GET { "offset": 19, "total": 19, "totals": {...}, "breakdowns": [ { "breakdown": "", "visits": 10632, "contacts": 36, ... }, { "breakdown": "", "visits": 7316, "contacts": 28, ... }, { "breakdown": "", .. }, { "breakdown": "", ... }, ... ] }

In the analytics tools, we can drill down further into the data by clicking a specific site. For referrals, this shows us the specific URLs that the traffic came from:


Using the API, we do this using the d2 query parameter, set to a domain from the breakdowns in the previous response:

GET { "offset": 1, "total": 1, "totals": {...}, "breakdowns": [ { "breakdown": "", "visits": 10632, "contacts": 36, ... }, ... ] }

When using drilldowns, the main thing to keep in mind is that they're based on higher level data. Looking at the referral examples above, for instance, you won't know the specific domains you can use for the d2 drilldown until you pull the first level drilldowns using d1=referrals and then look at the "breakdown" fields in the response.


Next, let's look at filters. Filters limit the results to only include the breakdowns you specify. Filters are set using the f= query parameter, and you can include the parameter multiple times to set multiple filters. For example, if you only want the sources data for social media and referrals, you can limit the response to only include those sources:

GET { "offset": 2, "total": 2, "totals": {...}, "breakdowns": [ { "breakdown": "referrals", "visits": 56085, ... }, { "breakdown": "social", "visits": 31835, ... } ] }

Filters also work within a drilldown. If you're looking at visits from social media sources, you can limit the results to the sites most important to your business:

GET { "offset": 2, "total": 2, "totals": {...}, "breakdowns": [ { "breakdown": "LinkedIn", "visits": 5277, ... }, { "breakdown": "YouTube", "visits": 1757, ... } ] }

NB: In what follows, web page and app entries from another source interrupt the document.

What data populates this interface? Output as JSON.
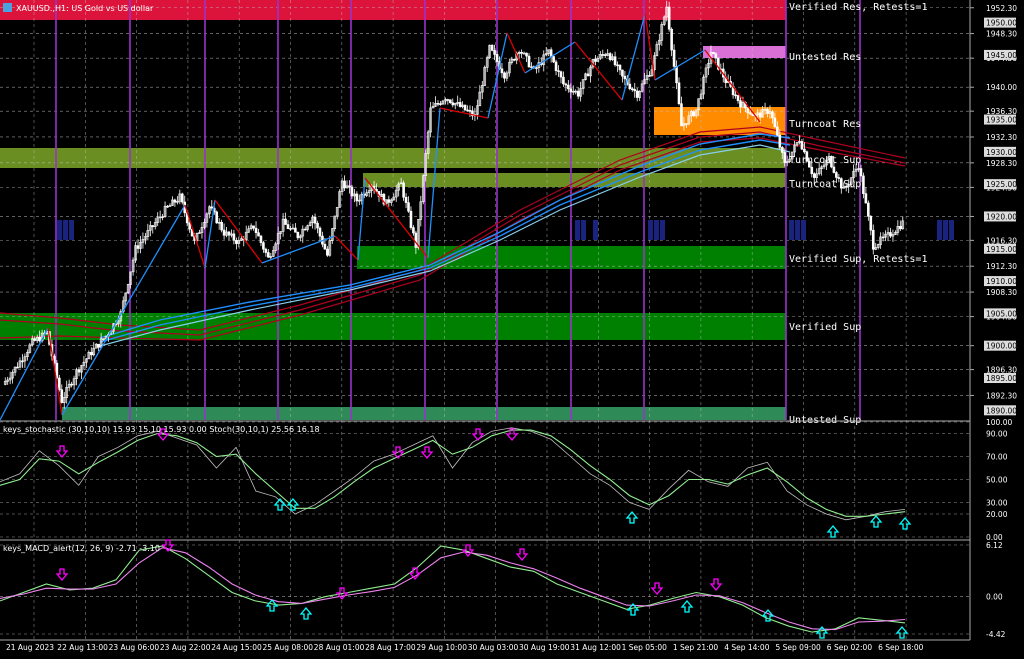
{
  "window": {
    "title": "XAUUSD.,H1: US Gold vs US dollar",
    "symbol_icon": "chart-menu-icon"
  },
  "colors": {
    "background": "#000000",
    "grid": "#c0c0c0",
    "candle_up": "#ffffff",
    "candle_down": "#ffffff",
    "fractal_line": "#e00000",
    "fast_ma": "#1e90ff",
    "slow_ma": "#b00020",
    "zone_verified_res": "#dc143c",
    "zone_untested_res": "#da70d6",
    "zone_turncoat_res": "#ff8c00",
    "zone_turncoat_sup": "#6b8e23",
    "zone_verified_sup": "#008000",
    "zone_untested_sup": "#2e8b57",
    "session_line": "#9932cc",
    "stoch_main": "#c0c0c0",
    "stoch_signal": "#90ee90",
    "macd_main": "#90ee90",
    "macd_signal": "#ee82ee",
    "arrow_down": "#ff00ff",
    "arrow_up": "#00ffff"
  },
  "zones": [
    {
      "label": "Verified Res, Retests=1",
      "kind": "verified-res"
    },
    {
      "label": "Untested Res",
      "kind": "untested-res"
    },
    {
      "label": "Turncoat Res",
      "kind": "turncoat-res"
    },
    {
      "label": "Turncoat Sup",
      "kind": "turncoat-sup"
    },
    {
      "label": "Turncoat Sup",
      "kind": "turncoat-sup-2"
    },
    {
      "label": "Verified Sup, Retests=1",
      "kind": "verified-sup-1"
    },
    {
      "label": "Verified Sup",
      "kind": "verified-sup"
    },
    {
      "label": "Untested Sup",
      "kind": "untested-sup"
    }
  ],
  "price_axis": {
    "ticks": [
      "1952.30",
      "1948.30",
      "1944.50",
      "1940.00",
      "1936.30",
      "1932.30",
      "1928.30",
      "1924.50",
      "1920.00",
      "1916.30",
      "1912.30",
      "1908.30",
      "1904.50",
      "1900.00",
      "1896.30",
      "1892.30"
    ],
    "highlighted": [
      "1950.00",
      "1945.00",
      "1935.00",
      "1930.00",
      "1925.00",
      "1920.00",
      "1915.00",
      "1910.00",
      "1905.00",
      "1900.00",
      "1895.00",
      "1890.00"
    ]
  },
  "stochastic": {
    "title": "keys_stochastic (30,10,10) 15.93 15.10 15.93 0.00 Stoch(30,10,1) 25.56 16.18",
    "ticks": [
      "100.00",
      "90.00",
      "70.00",
      "50.00",
      "30.00",
      "20.00",
      "0.00"
    ]
  },
  "macd": {
    "title": "keys_MACD_alert(12, 26, 9) -2.71 -3.10",
    "ticks": [
      "6.12",
      "0.00",
      "-4.42"
    ]
  },
  "time_axis": {
    "labels": [
      "21 Aug 2023",
      "22 Aug 13:00",
      "23 Aug 06:00",
      "23 Aug 22:00",
      "24 Aug 15:00",
      "25 Aug 08:00",
      "28 Aug 01:00",
      "28 Aug 17:00",
      "29 Aug 10:00",
      "30 Aug 03:00",
      "30 Aug 19:00",
      "31 Aug 12:00",
      "1 Sep 05:00",
      "1 Sep 21:00",
      "4 Sep 14:00",
      "5 Sep 09:00",
      "6 Sep 02:00",
      "6 Sep 18:00"
    ]
  },
  "chart_data": [
    {
      "type": "candlestick",
      "title": "XAUUSD.,H1: US Gold vs US dollar",
      "x": [
        "21 Aug 2023",
        "22 Aug 13:00",
        "23 Aug 06:00",
        "23 Aug 22:00",
        "24 Aug 15:00",
        "25 Aug 08:00",
        "28 Aug 01:00",
        "28 Aug 17:00",
        "29 Aug 10:00",
        "30 Aug 03:00",
        "30 Aug 19:00",
        "31 Aug 12:00",
        "1 Sep 05:00",
        "1 Sep 21:00",
        "4 Sep 14:00",
        "5 Sep 09:00",
        "6 Sep 02:00",
        "6 Sep 18:00"
      ],
      "price_path": [
        1894.0,
        1897.0,
        1900.5,
        1902.0,
        1891.5,
        1896.0,
        1899.0,
        1901.5,
        1905.0,
        1915.0,
        1918.0,
        1921.0,
        1923.0,
        1916.0,
        1921.5,
        1917.5,
        1916.0,
        1918.5,
        1913.5,
        1919.0,
        1917.0,
        1920.0,
        1914.0,
        1925.5,
        1922.5,
        1925.0,
        1922.0,
        1925.0,
        1915.5,
        1936.5,
        1938.5,
        1937.0,
        1935.5,
        1946.0,
        1942.0,
        1946.0,
        1942.5,
        1945.5,
        1940.5,
        1939.0,
        1944.0,
        1945.5,
        1941.5,
        1939.0,
        1943.0,
        1952.5,
        1934.0,
        1936.5,
        1945.5,
        1941.0,
        1937.5,
        1935.5,
        1936.5,
        1928.0,
        1932.0,
        1926.0,
        1929.0,
        1924.0,
        1928.0,
        1915.5,
        1917.0,
        1919.0
      ],
      "ylim": [
        1888.5,
        1953.5
      ],
      "grid": true
    },
    {
      "type": "line",
      "title": "keys_stochastic (30,10,10) 15.93 15.10 15.93 0.00 Stoch(30,10,1) 25.56 16.18",
      "series": [
        {
          "name": "keys_stochastic",
          "values": [
            48,
            55,
            75,
            62,
            45,
            70,
            78,
            88,
            92,
            86,
            80,
            60,
            78,
            40,
            35,
            20,
            28,
            40,
            52,
            66,
            72,
            80,
            88,
            60,
            82,
            92,
            95,
            92,
            85,
            70,
            55,
            45,
            30,
            24,
            42,
            58,
            48,
            44,
            60,
            65,
            40,
            28,
            20,
            15,
            18,
            22,
            24
          ]
        },
        {
          "name": "Stoch",
          "values": [
            45,
            50,
            68,
            66,
            55,
            65,
            74,
            84,
            90,
            88,
            82,
            70,
            72,
            55,
            40,
            25,
            25,
            35,
            48,
            60,
            68,
            76,
            84,
            72,
            78,
            88,
            93,
            93,
            88,
            76,
            62,
            50,
            36,
            28,
            36,
            50,
            50,
            46,
            54,
            60,
            48,
            34,
            24,
            18,
            18,
            20,
            22
          ]
        }
      ],
      "ylim": [
        0,
        100
      ]
    },
    {
      "type": "line",
      "title": "keys_MACD_alert(12, 26, 9) -2.71 -3.10",
      "series": [
        {
          "name": "keys_MACD_alert",
          "values": [
            -0.5,
            0.5,
            1.5,
            0.8,
            1.0,
            2.0,
            5.5,
            6.0,
            4.5,
            2.5,
            0.5,
            -0.5,
            -1.0,
            -0.8,
            0.0,
            0.5,
            1.0,
            1.5,
            3.5,
            6.0,
            5.5,
            4.5,
            3.5,
            3.0,
            1.5,
            0.5,
            -0.5,
            -1.5,
            -1.0,
            -0.2,
            0.5,
            0.0,
            -1.0,
            -2.5,
            -3.5,
            -4.2,
            -3.8,
            -2.5,
            -2.8,
            -3.1
          ]
        },
        {
          "name": "signal",
          "values": [
            -0.2,
            0.3,
            1.0,
            0.9,
            0.9,
            1.5,
            4.0,
            5.8,
            5.2,
            3.5,
            1.5,
            0.2,
            -0.6,
            -0.8,
            -0.3,
            0.2,
            0.6,
            1.1,
            2.6,
            4.6,
            5.3,
            4.9,
            4.0,
            3.3,
            2.2,
            1.0,
            0.0,
            -1.0,
            -1.1,
            -0.5,
            0.2,
            0.1,
            -0.7,
            -1.9,
            -3.0,
            -3.8,
            -3.9,
            -3.0,
            -2.9,
            -2.7
          ]
        }
      ],
      "ylim": [
        -4.42,
        6.12
      ]
    }
  ]
}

Filters can be a good way to keep your responses below the data point limit when looking at larger time periods. If you're pulling daily sources data over a long period of time, filters can be a good way to keep the number of breakdowns in the response data below that data point cap. You can find more details about data limits in the Analytics API overview.

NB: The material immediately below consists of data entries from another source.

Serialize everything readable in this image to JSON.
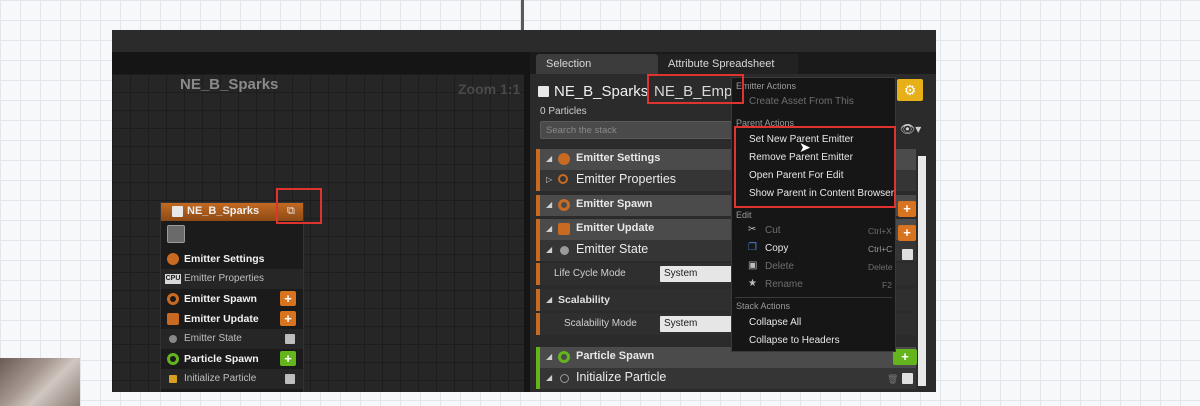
{
  "graph": {
    "title": "NE_B_Sparks",
    "zoom": "Zoom 1:1"
  },
  "node": {
    "title": "NE_B_Sparks",
    "rows": [
      {
        "label": "Emitter Settings"
      },
      {
        "label": "Emitter Properties",
        "badge": "CPU"
      },
      {
        "label": "Emitter Spawn",
        "action": "+"
      },
      {
        "label": "Emitter Update",
        "action": "+"
      },
      {
        "label": "Emitter State"
      },
      {
        "label": "Particle Spawn",
        "action": "+"
      },
      {
        "label": "Initialize Particle"
      }
    ]
  },
  "panel": {
    "tabs": [
      "Selection",
      "Attribute Spreadsheet"
    ],
    "emitter_name": "NE_B_Sparks",
    "parent_name": "NE_B_Empt",
    "particles": "0 Particles",
    "search_placeholder": "Search the stack",
    "stack": {
      "emitter_settings": "Emitter Settings",
      "emitter_properties": "Emitter Properties",
      "emitter_spawn": "Emitter Spawn",
      "emitter_update": "Emitter Update",
      "emitter_state": "Emitter State",
      "life_cycle_label": "Life Cycle Mode",
      "life_cycle_value": "System",
      "scalability": "Scalability",
      "scalability_mode_label": "Scalability Mode",
      "scalability_mode_value": "System",
      "particle_spawn": "Particle Spawn",
      "initialize_particle": "Initialize Particle"
    }
  },
  "context_menu": {
    "emitter_actions": "Emitter Actions",
    "create_asset": "Create Asset From This",
    "parent_actions": "Parent Actions",
    "set_parent": "Set New Parent Emitter",
    "remove_parent": "Remove Parent Emitter",
    "open_parent": "Open Parent For Edit",
    "show_parent": "Show Parent in Content Browser",
    "edit": "Edit",
    "cut": "Cut",
    "cut_sc": "Ctrl+X",
    "copy": "Copy",
    "copy_sc": "Ctrl+C",
    "delete": "Delete",
    "delete_sc": "Delete",
    "rename": "Rename",
    "rename_sc": "F2",
    "stack_actions": "Stack Actions",
    "collapse_all": "Collapse All",
    "collapse_headers": "Collapse to Headers"
  },
  "colors": {
    "accent_orange": "#c86a22",
    "accent_green": "#64b41e",
    "highlight_red": "#e0322f",
    "button_yellow": "#e8b018"
  }
}
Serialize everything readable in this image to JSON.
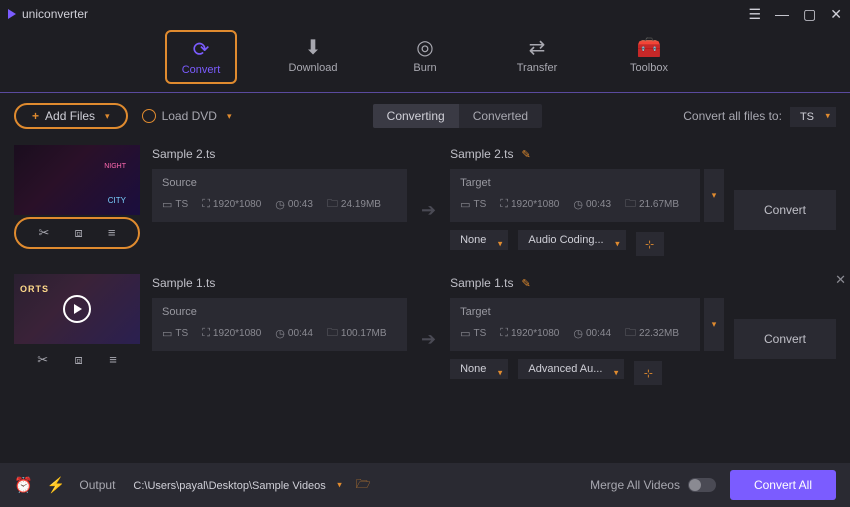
{
  "app": {
    "title": "uniconverter"
  },
  "tabs": {
    "convert": "Convert",
    "download": "Download",
    "burn": "Burn",
    "transfer": "Transfer",
    "toolbox": "Toolbox"
  },
  "toolbar": {
    "add_files": "Add Files",
    "load_dvd": "Load DVD",
    "converting": "Converting",
    "converted": "Converted",
    "convert_all_label": "Convert all files to:",
    "convert_all_format": "TS"
  },
  "files": [
    {
      "name": "Sample 2.ts",
      "source": {
        "head": "Source",
        "format": "TS",
        "res": "1920*1080",
        "dur": "00:43",
        "size": "24.19MB"
      },
      "target": {
        "head": "Target",
        "format": "TS",
        "res": "1920*1080",
        "dur": "00:43",
        "size": "21.67MB"
      },
      "subtitle": "None",
      "audio": "Audio Coding...",
      "convert": "Convert"
    },
    {
      "name": "Sample 1.ts",
      "source": {
        "head": "Source",
        "format": "TS",
        "res": "1920*1080",
        "dur": "00:44",
        "size": "100.17MB"
      },
      "target": {
        "head": "Target",
        "format": "TS",
        "res": "1920*1080",
        "dur": "00:44",
        "size": "22.32MB"
      },
      "subtitle": "None",
      "audio": "Advanced Au...",
      "convert": "Convert"
    }
  ],
  "bottom": {
    "output_label": "Output",
    "output_path": "C:\\Users\\payal\\Desktop\\Sample Videos",
    "merge_label": "Merge All Videos",
    "convert_all": "Convert All"
  }
}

Last, let's look at sorting. The sort= query parameter can be used to sort the results in descending order based on the specified field. You can sort by any of the fields in the "breakdowns" part of the response. This works in a similar way to clicking on a header in the table when viewing the data in the HubSpot analytics tools.

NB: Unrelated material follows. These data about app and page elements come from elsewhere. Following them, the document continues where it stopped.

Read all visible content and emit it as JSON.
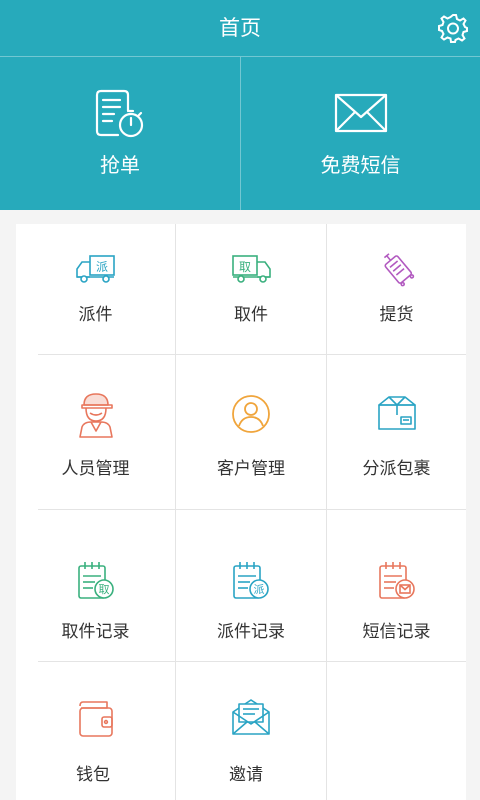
{
  "header": {
    "title": "首页",
    "settings_icon": "gear-icon",
    "accent_color": "#27aabb"
  },
  "hero": [
    {
      "label": "抢单",
      "icon": "order-timer-icon"
    },
    {
      "label": "免费短信",
      "icon": "envelope-icon"
    }
  ],
  "grid": [
    {
      "label": "派件",
      "icon": "delivery-truck-icon",
      "badge": "派"
    },
    {
      "label": "取件",
      "icon": "pickup-truck-icon",
      "badge": "取"
    },
    {
      "label": "提货",
      "icon": "luggage-icon"
    },
    {
      "label": "人员管理",
      "icon": "courier-person-icon"
    },
    {
      "label": "客户管理",
      "icon": "customer-icon"
    },
    {
      "label": "分派包裹",
      "icon": "package-icon"
    },
    {
      "label": "取件记录",
      "icon": "pickup-record-icon",
      "badge": "取"
    },
    {
      "label": "派件记录",
      "icon": "delivery-record-icon",
      "badge": "派"
    },
    {
      "label": "短信记录",
      "icon": "sms-record-icon"
    },
    {
      "label": "钱包",
      "icon": "wallet-icon"
    },
    {
      "label": "邀请",
      "icon": "invite-icon"
    }
  ]
}
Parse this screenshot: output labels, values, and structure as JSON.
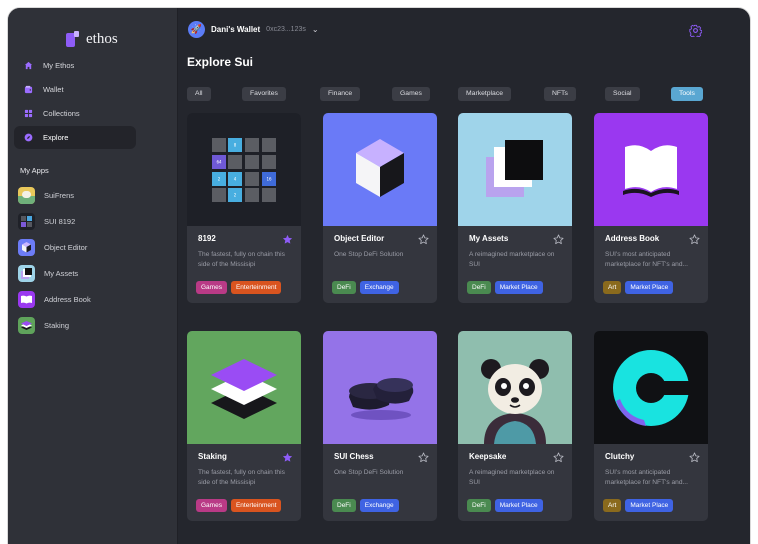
{
  "app": {
    "logo_text": "ethos"
  },
  "sidebar": {
    "nav": [
      {
        "label": "My Ethos",
        "icon": "home-icon"
      },
      {
        "label": "Wallet",
        "icon": "wallet-icon"
      },
      {
        "label": "Collections",
        "icon": "grid-icon"
      },
      {
        "label": "Explore",
        "icon": "compass-icon",
        "active": true
      }
    ],
    "apps_title": "My Apps",
    "apps": [
      {
        "label": "SuiFrens",
        "icon": "suifrens-app-icon"
      },
      {
        "label": "SUI 8192",
        "icon": "sui-8192-app-icon"
      },
      {
        "label": "Object Editor",
        "icon": "object-editor-app-icon"
      },
      {
        "label": "My Assets",
        "icon": "my-assets-app-icon"
      },
      {
        "label": "Address Book",
        "icon": "address-book-app-icon"
      },
      {
        "label": "Staking",
        "icon": "staking-app-icon"
      }
    ]
  },
  "topbar": {
    "wallet_name": "Dani's Wallet",
    "wallet_address": "0xc23...123s",
    "settings_icon": "gear-icon"
  },
  "page": {
    "title": "Explore Sui"
  },
  "filters": [
    "All",
    "Favorites",
    "Finance",
    "Games",
    "Marketplace",
    "NFTs",
    "Social",
    "Tools"
  ],
  "active_filter": "Tools",
  "colors": {
    "accent": "#8e5cf7",
    "active_chip": "#5aa7d2",
    "tag_games": "#b93a86",
    "tag_entertainment": "#d9541f",
    "tag_defi": "#4a8a50",
    "tag_exchange": "#3f63e3",
    "tag_art": "#8a6a1d"
  },
  "cards": [
    {
      "title": "8192",
      "favorite": true,
      "image": "8192-game-grid",
      "description": "The fastest, fully on chain this side of the Missisipi",
      "tags": [
        "Games",
        "Enterteinment"
      ],
      "tile_labels": [
        "8",
        "64",
        "2",
        "4",
        "16",
        "2"
      ]
    },
    {
      "title": "Object Editor",
      "favorite": false,
      "image": "cube-illustration",
      "description": "One Stop DeFi Solution",
      "tags": [
        "DeFi",
        "Exchange"
      ]
    },
    {
      "title": "My Assets",
      "favorite": false,
      "image": "stacked-squares-illustration",
      "description": "A reimagined marketplace on SUI",
      "tags": [
        "DeFi",
        "Market Place"
      ]
    },
    {
      "title": "Address Book",
      "favorite": false,
      "image": "open-book-illustration",
      "description": "SUI's most anticipated marketplace for NFT's and...",
      "tags": [
        "Art",
        "Market Place"
      ]
    },
    {
      "title": "Staking",
      "favorite": true,
      "image": "stacked-layers-illustration",
      "description": "The fastest, fully on chain this side of the Missisipi",
      "tags": [
        "Games",
        "Enterteinment"
      ]
    },
    {
      "title": "SUI Chess",
      "favorite": false,
      "image": "chess-pieces-render",
      "description": "One Stop DeFi Solution",
      "tags": [
        "DeFi",
        "Exchange"
      ]
    },
    {
      "title": "Keepsake",
      "favorite": false,
      "image": "panda-illustration",
      "description": "A reimagined marketplace on SUI",
      "tags": [
        "DeFi",
        "Market Place"
      ]
    },
    {
      "title": "Clutchy",
      "favorite": false,
      "image": "clutchy-logo",
      "description": "SUI's most anticipated marketplace for NFT's and...",
      "tags": [
        "Art",
        "Market Place"
      ]
    }
  ]
}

For example, you can sort the results by the number of contacts generated from the traffic source.


You can get the same sort order from the API by using sort=contacts in the URL:

GET { "offset": 9, "total": 9, "totals": {...}, "breakdowns": [ { "breakdown": "offline", "contacts": 2376, ... }, { "breakdown": "paid", "visits": 104842, "contacts": 342, ... }, { "breakdown": "organic", "visits": 89266, "contacts": 267, ... }, { "breakdown": "referrals", ... }, { "breakdown": "direct", ... }, ... ] }

Sorting can work with any of the available fields within the breakdown data, and can also work within a drilldown. For example, you can sort the results from social media sites based on the average number of page views coming from those visits:

GET { "offset": 7, "total": 7, "totals": {...}, "breakdowns": [ { "breakdown": "Google+", "pageviewsPerSession": 1.3097036606624055, "visits": 1721, "contacts": 6, ... }, { "breakdown": "Facebook", "pageviewsPerSession": 1.3035945177139903, "visits": 7734, "contacts": 26, ... }, { "breakdown": "SlideShare", "pageviewsPerSession": 1.3003113501273704, "visits": 3533, "contacts": 13, ... }, ... ] }


Overall, the HubSpot Analytics API gives you the power to access and analyze your website traffic data. The number of options available may seem overwhelming at first—but if you're used to working with the Sources report, you can see how a few specific parameters can help you understand how the data is structured and how to pull the data you want. With some development work, we've shown how you can use the Analytics API to retrieve the metrics and breakdowns that are most important to your business, letting you make data-driven decisions to improve your performance and execute your needs.